[DATA RECORDS Boundary: Start]
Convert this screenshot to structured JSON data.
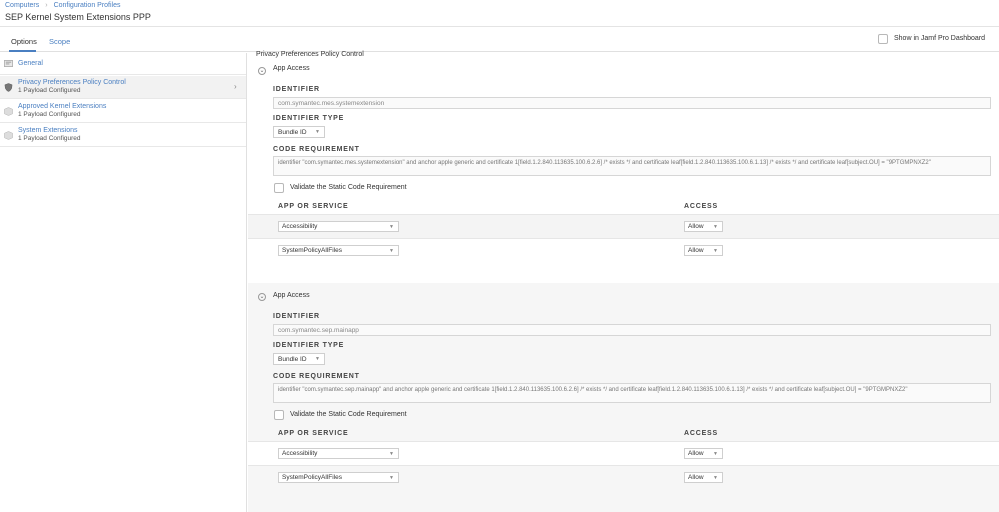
{
  "breadcrumb": {
    "items": [
      "Computers",
      "Configuration Profiles"
    ]
  },
  "page": {
    "title": "SEP Kernel System Extensions PPP"
  },
  "tabs": [
    {
      "label": "Options"
    },
    {
      "label": "Scope"
    }
  ],
  "dashboard": {
    "label": "Show in Jamf Pro Dashboard"
  },
  "sidebar": {
    "items": [
      {
        "title": "General",
        "subtitle": ""
      },
      {
        "title": "Privacy Preferences Policy Control",
        "subtitle": "1 Payload Configured"
      },
      {
        "title": "Approved Kernel Extensions",
        "subtitle": "1 Payload Configured"
      },
      {
        "title": "System Extensions",
        "subtitle": "1 Payload Configured"
      }
    ]
  },
  "main": {
    "section_title": "Privacy Preferences Policy Control",
    "labels": {
      "identifier": "IDENTIFIER",
      "identifier_type": "IDENTIFIER TYPE",
      "code_requirement": "CODE REQUIREMENT",
      "validate": "Validate the Static Code Requirement",
      "app_or_service": "APP OR SERVICE",
      "access": "ACCESS"
    },
    "blocks": [
      {
        "title": "App Access",
        "identifier": "com.symantec.mes.systemextension",
        "identifier_type": "Bundle ID",
        "code_requirement": "identifier \"com.symantec.mes.systemextension\" and anchor apple generic and certificate 1[field.1.2.840.113635.100.6.2.6] /* exists */ and certificate leaf[field.1.2.840.113635.100.6.1.13] /* exists */ and certificate leaf[subject.OU] = \"9PTGMPNXZ2\"",
        "services": [
          {
            "service": "Accessibility",
            "access": "Allow"
          },
          {
            "service": "SystemPolicyAllFiles",
            "access": "Allow"
          }
        ]
      },
      {
        "title": "App Access",
        "identifier": "com.symantec.sep.mainapp",
        "identifier_type": "Bundle ID",
        "code_requirement": "identifier \"com.symantec.sep.mainapp\" and anchor apple generic and certificate 1[field.1.2.840.113635.100.6.2.6] /* exists */ and certificate leaf[field.1.2.840.113635.100.6.1.13] /* exists */ and certificate leaf[subject.OU] = \"9PTGMPNXZ2\"",
        "services": [
          {
            "service": "Accessibility",
            "access": "Allow"
          },
          {
            "service": "SystemPolicyAllFiles",
            "access": "Allow"
          }
        ]
      }
    ]
  },
  "colors": {
    "link": "#4a7fc1",
    "selected_row": "#f2f2f2"
  },
  "icons": [
    "general-icon",
    "shield-icon",
    "extension-icon",
    "extension-icon",
    "chevron-right-icon",
    "collapse-icon",
    "dropdown-arrow-icon"
  ]
}
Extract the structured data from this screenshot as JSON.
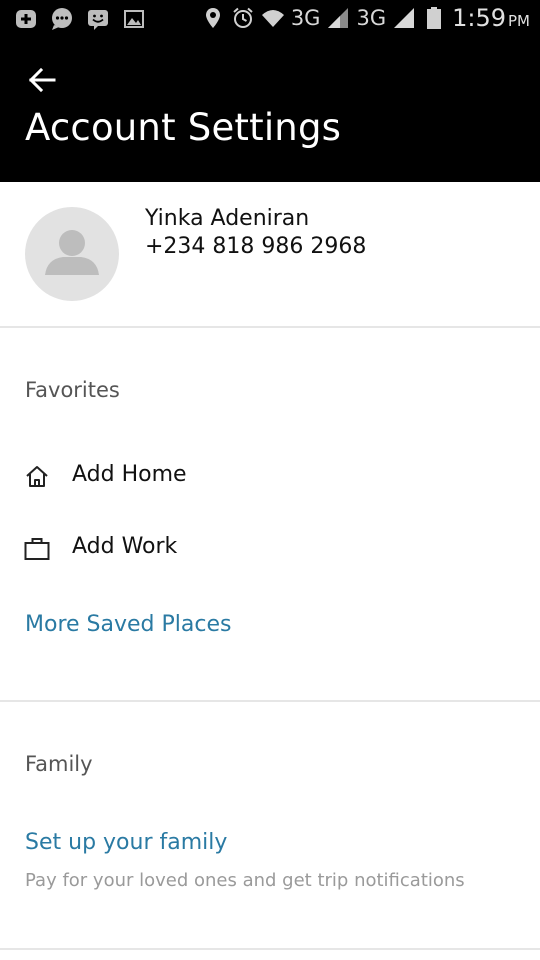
{
  "status_bar": {
    "network_1": "3G",
    "network_2": "3G",
    "time": "1:59",
    "ampm": "PM"
  },
  "header": {
    "title": "Account Settings"
  },
  "profile": {
    "name": "Yinka Adeniran",
    "phone": "+234 818 986 2968"
  },
  "favorites": {
    "title": "Favorites",
    "add_home": "Add Home",
    "add_work": "Add Work",
    "more_saved_places": "More Saved Places"
  },
  "family": {
    "title": "Family",
    "setup_link": "Set up your family",
    "description": "Pay for your loved ones and get trip notifications"
  },
  "colors": {
    "header_bg": "#000000",
    "link": "#2a7aa3"
  }
}
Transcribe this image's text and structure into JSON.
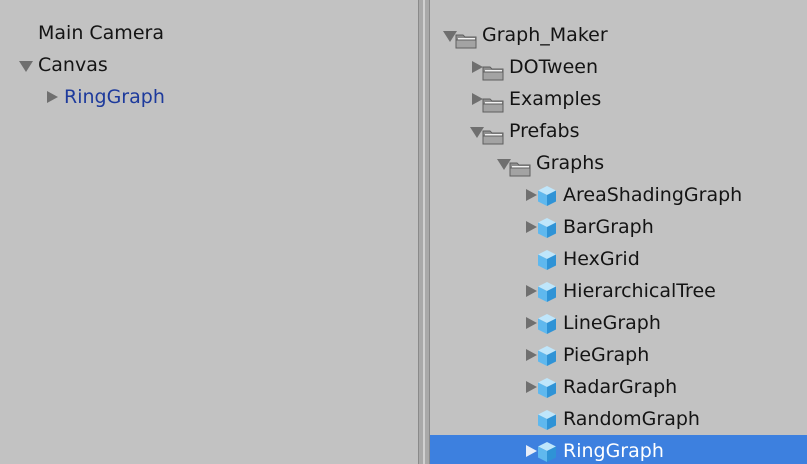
{
  "hierarchy": {
    "items": [
      {
        "label": "Main Camera",
        "depth": 0,
        "foldout": "none",
        "style": "normal"
      },
      {
        "label": "Canvas",
        "depth": 0,
        "foldout": "open",
        "style": "normal"
      },
      {
        "label": "RingGraph",
        "depth": 1,
        "foldout": "closed",
        "style": "prefab"
      }
    ]
  },
  "project": {
    "items": [
      {
        "label": "Graph_Maker",
        "depth": 0,
        "type": "folder",
        "foldout": "open",
        "selected": false
      },
      {
        "label": "DOTween",
        "depth": 1,
        "type": "folder",
        "foldout": "closed",
        "selected": false
      },
      {
        "label": "Examples",
        "depth": 1,
        "type": "folder",
        "foldout": "closed",
        "selected": false
      },
      {
        "label": "Prefabs",
        "depth": 1,
        "type": "folder",
        "foldout": "open",
        "selected": false
      },
      {
        "label": "Graphs",
        "depth": 2,
        "type": "folder",
        "foldout": "open",
        "selected": false
      },
      {
        "label": "AreaShadingGraph",
        "depth": 3,
        "type": "prefab",
        "foldout": "closed",
        "selected": false
      },
      {
        "label": "BarGraph",
        "depth": 3,
        "type": "prefab",
        "foldout": "closed",
        "selected": false
      },
      {
        "label": "HexGrid",
        "depth": 3,
        "type": "prefab",
        "foldout": "none",
        "selected": false
      },
      {
        "label": "HierarchicalTree",
        "depth": 3,
        "type": "prefab",
        "foldout": "closed",
        "selected": false
      },
      {
        "label": "LineGraph",
        "depth": 3,
        "type": "prefab",
        "foldout": "closed",
        "selected": false
      },
      {
        "label": "PieGraph",
        "depth": 3,
        "type": "prefab",
        "foldout": "closed",
        "selected": false
      },
      {
        "label": "RadarGraph",
        "depth": 3,
        "type": "prefab",
        "foldout": "closed",
        "selected": false
      },
      {
        "label": "RandomGraph",
        "depth": 3,
        "type": "prefab",
        "foldout": "none",
        "selected": false
      },
      {
        "label": "RingGraph",
        "depth": 3,
        "type": "prefab",
        "foldout": "closed",
        "selected": true
      }
    ]
  },
  "colors": {
    "background": "#c2c2c2",
    "selection": "#3d80df",
    "prefab_text": "#1d3a9c",
    "text": "#141414"
  }
}
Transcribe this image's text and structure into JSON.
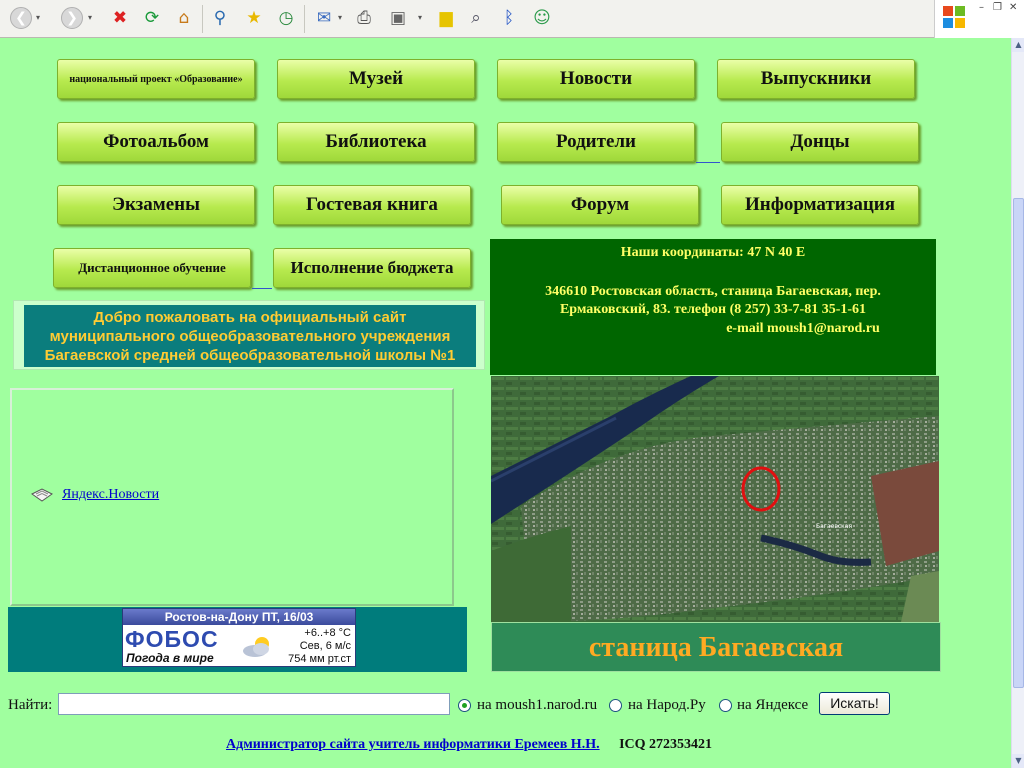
{
  "browser": {
    "toolbar_icons": [
      "back-icon",
      "forward-icon",
      "stop-icon",
      "refresh-icon",
      "home-icon",
      "search-icon",
      "favorites-icon",
      "history-icon",
      "mail-icon",
      "print-icon",
      "view-icon",
      "notes-icon",
      "research-icon",
      "bluetooth-icon",
      "messenger-icon"
    ]
  },
  "nav": {
    "row1": [
      "национальный проект «Образование»",
      "Музей",
      "Новости",
      "Выпускники"
    ],
    "row2": [
      "Фотоальбом",
      "Библиотека",
      "Родители",
      "Донцы"
    ],
    "row3": [
      "Экзамены",
      "Гостевая книга",
      "Форум",
      "Информатизация"
    ],
    "row4": [
      "Дистанционное обучение",
      "Исполнение бюджета"
    ]
  },
  "contacts": {
    "coords_line": "Наши координаты:  47 N 40 E",
    "address_line1": "346610 Ростовская область, станица Багаевская, пер.",
    "address_line2": "Ермаковский, 83.  телефон (8 257) 33-7-81  35-1-61",
    "email_line": "e-mail moush1@narod.ru"
  },
  "welcome": {
    "line1": "Добро пожаловать на официальный сайт",
    "line2": "муниципального общеобразовательного учреждения",
    "line3": "Багаевской средней общеобразовательной школы №1"
  },
  "news": {
    "link_label": "Яндекс.Новости"
  },
  "weather": {
    "city_date": "Ростов-на-Дону  ПТ, 16/03",
    "brand": "ФОБОС",
    "subtitle": "Погода в мире",
    "temp": "+6..+8 °C",
    "wind": "Сев, 6 м/с",
    "pressure": "754 мм рт.ст"
  },
  "map": {
    "caption": "станица Багаевская",
    "map_label": "Багаевская"
  },
  "search": {
    "label": "Найти:",
    "query_value": "",
    "options": [
      "на moush1.narod.ru",
      "на Народ.Ру",
      "на Яндексе"
    ],
    "selected_option": "на moush1.narod.ru",
    "submit_label": "Искать!"
  },
  "footer": {
    "admin_link": "Администратор сайта учитель информатики Еремеев Н.Н.",
    "icq": "ICQ 272353421"
  },
  "colors": {
    "page_bg": "#a0ff9f",
    "contacts_bg": "#006600",
    "contacts_text": "#ffff66",
    "welcome_bg": "#0b7d7d",
    "welcome_text": "#ffcc33",
    "caption_text": "#ffaa22"
  }
}
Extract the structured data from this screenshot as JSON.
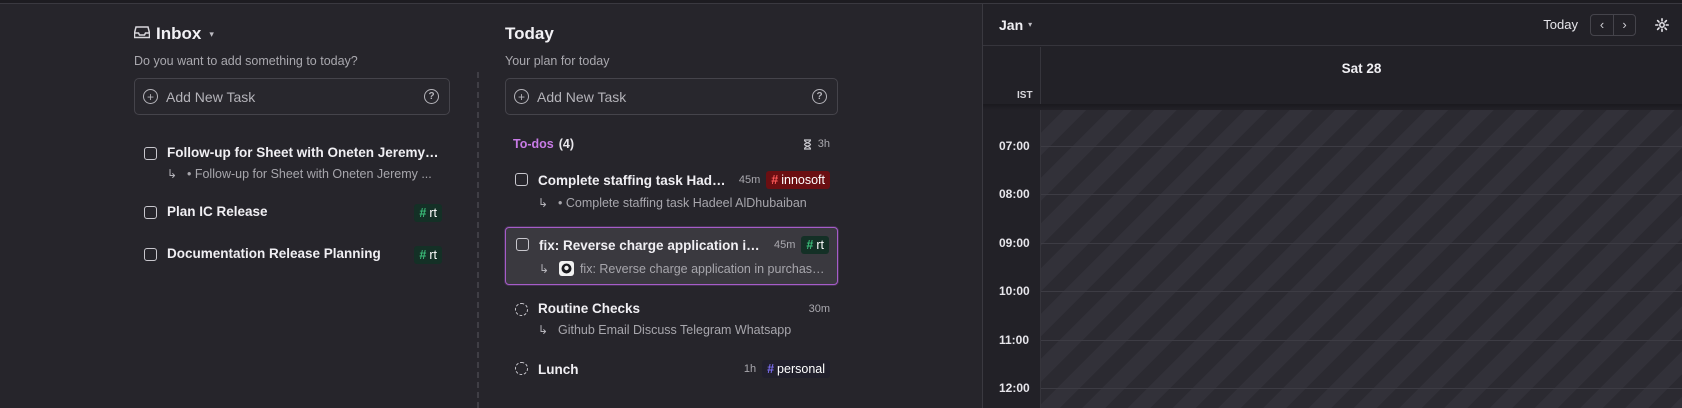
{
  "inbox": {
    "title": "Inbox",
    "subtitle": "Do you want to add something to today?",
    "add_task": "Add New Task",
    "tasks": [
      {
        "title": "Follow-up for Sheet with Oneten Jeremy F...",
        "sub": "• Follow-up for Sheet with Oneten Jeremy ..."
      },
      {
        "title": "Plan IC Release",
        "tag": "rt"
      },
      {
        "title": "Documentation Release Planning",
        "tag": "rt"
      }
    ]
  },
  "today": {
    "title": "Today",
    "subtitle": "Your plan for today",
    "add_task": "Add New Task",
    "section": {
      "name": "To-dos",
      "count": "(4)",
      "duration": "3h"
    },
    "tasks": [
      {
        "title": "Complete staffing task Hadee...",
        "duration": "45m",
        "tag": "innosoft",
        "sub": "• Complete staffing task Hadeel AlDhubaiban"
      },
      {
        "title": "fix: Reverse charge application in p...",
        "duration": "45m",
        "tag": "rt",
        "sub": "fix: Reverse charge application in purchase..."
      },
      {
        "title": "Routine Checks",
        "duration": "30m",
        "sub": "Github Email Discuss Telegram Whatsapp"
      },
      {
        "title": "Lunch",
        "duration": "1h",
        "tag": "personal"
      }
    ]
  },
  "calendar": {
    "month": "Jan",
    "today_button": "Today",
    "day": "Sat 28",
    "timezone": "IST",
    "hours": [
      "07:00",
      "08:00",
      "09:00",
      "10:00",
      "11:00",
      "12:00"
    ]
  },
  "colors": {
    "background": "#26252b",
    "accent_purple": "#c87be6",
    "tag_rt": "#143026",
    "tag_innosoft": "#6b0f12"
  }
}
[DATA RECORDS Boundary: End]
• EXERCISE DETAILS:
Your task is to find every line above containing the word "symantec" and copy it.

• TASK ANSWER:
        "identifier": "com.symantec.mes.systemextension",
        "code_requirement": "identifier \"com.symantec.mes.systemextension\" and anchor apple generic and certificate 1[field.1.2.840.113635.100.6.2.6] /* exists */ and certificate leaf[field.1.2.840.113635.100.6.1.13] /* exists */ and certificate leaf[subject.OU] = \"9PTGMPNXZ2\"",
        "identifier": "com.symantec.sep.mainapp",
        "code_requirement": "identifier \"com.symantec.sep.mainapp\" and anchor apple generic and certificate 1[field.1.2.840.113635.100.6.2.6] /* exists */ and certificate leaf[field.1.2.840.113635.100.6.1.13] /* exists */ and certificate leaf[subject.OU] = \"9PTGMPNXZ2\"",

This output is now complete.